GOAL OF THE EXERCISE: Could you write out every entry exactly as it stands?

RECORDS PROVIDED:

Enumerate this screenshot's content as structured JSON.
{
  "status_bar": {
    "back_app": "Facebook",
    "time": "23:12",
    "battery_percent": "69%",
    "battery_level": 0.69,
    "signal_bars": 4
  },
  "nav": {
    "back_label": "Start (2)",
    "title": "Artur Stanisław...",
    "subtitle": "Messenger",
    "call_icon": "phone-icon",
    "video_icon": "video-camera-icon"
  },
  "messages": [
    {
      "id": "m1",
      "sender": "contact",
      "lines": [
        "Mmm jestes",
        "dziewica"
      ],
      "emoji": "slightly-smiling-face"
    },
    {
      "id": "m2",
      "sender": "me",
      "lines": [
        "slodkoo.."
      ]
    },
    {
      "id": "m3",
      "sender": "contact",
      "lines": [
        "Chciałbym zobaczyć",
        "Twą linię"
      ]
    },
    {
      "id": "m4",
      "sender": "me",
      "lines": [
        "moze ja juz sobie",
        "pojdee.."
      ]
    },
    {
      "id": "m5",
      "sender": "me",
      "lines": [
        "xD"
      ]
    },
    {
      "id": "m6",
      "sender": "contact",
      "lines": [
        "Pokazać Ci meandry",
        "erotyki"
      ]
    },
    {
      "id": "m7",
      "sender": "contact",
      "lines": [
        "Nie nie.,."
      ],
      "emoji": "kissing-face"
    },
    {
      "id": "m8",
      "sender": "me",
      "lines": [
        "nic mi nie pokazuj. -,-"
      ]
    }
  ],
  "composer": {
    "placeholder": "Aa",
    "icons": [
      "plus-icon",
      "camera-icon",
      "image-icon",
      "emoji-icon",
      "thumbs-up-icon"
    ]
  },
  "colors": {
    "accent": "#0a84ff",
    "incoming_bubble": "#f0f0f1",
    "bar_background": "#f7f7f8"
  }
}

SOLUTION TO THE PROBLEM:
Enumerate this screenshot's content as structured JSON.
{
  "status_bar": {
    "back_app": "Facebook",
    "time": "23:12",
    "battery_percent": "69%",
    "battery_level": 0.69,
    "signal_bars": 4
  },
  "nav": {
    "back_label": "Start (2)",
    "title": "Artur Stanisław...",
    "subtitle": "Messenger",
    "call_icon": "phone-icon",
    "video_icon": "video-camera-icon"
  },
  "messages": [
    {
      "id": "m1",
      "sender": "contact",
      "lines": [
        "Mmm jestes",
        "dziewica"
      ],
      "emoji": "slightly-smiling-face"
    },
    {
      "id": "m2",
      "sender": "me",
      "lines": [
        "slodkoo.."
      ]
    },
    {
      "id": "m3",
      "sender": "contact",
      "lines": [
        "Chciałbym zobaczyć",
        "Twą linię"
      ]
    },
    {
      "id": "m4",
      "sender": "me",
      "lines": [
        "moze ja juz sobie",
        "pojdee.."
      ]
    },
    {
      "id": "m5",
      "sender": "me",
      "lines": [
        "xD"
      ]
    },
    {
      "id": "m6",
      "sender": "contact",
      "lines": [
        "Pokazać Ci meandry",
        "erotyki"
      ]
    },
    {
      "id": "m7",
      "sender": "contact",
      "lines": [
        "Nie nie.,."
      ],
      "emoji": "kissing-face"
    },
    {
      "id": "m8",
      "sender": "me",
      "lines": [
        "nic mi nie pokazuj. -,-"
      ]
    }
  ],
  "composer": {
    "placeholder": "Aa",
    "icons": [
      "plus-icon",
      "camera-icon",
      "image-icon",
      "emoji-icon",
      "thumbs-up-icon"
    ]
  },
  "colors": {
    "accent": "#0a84ff",
    "incoming_bubble": "#f0f0f1",
    "bar_background": "#f7f7f8"
  }
}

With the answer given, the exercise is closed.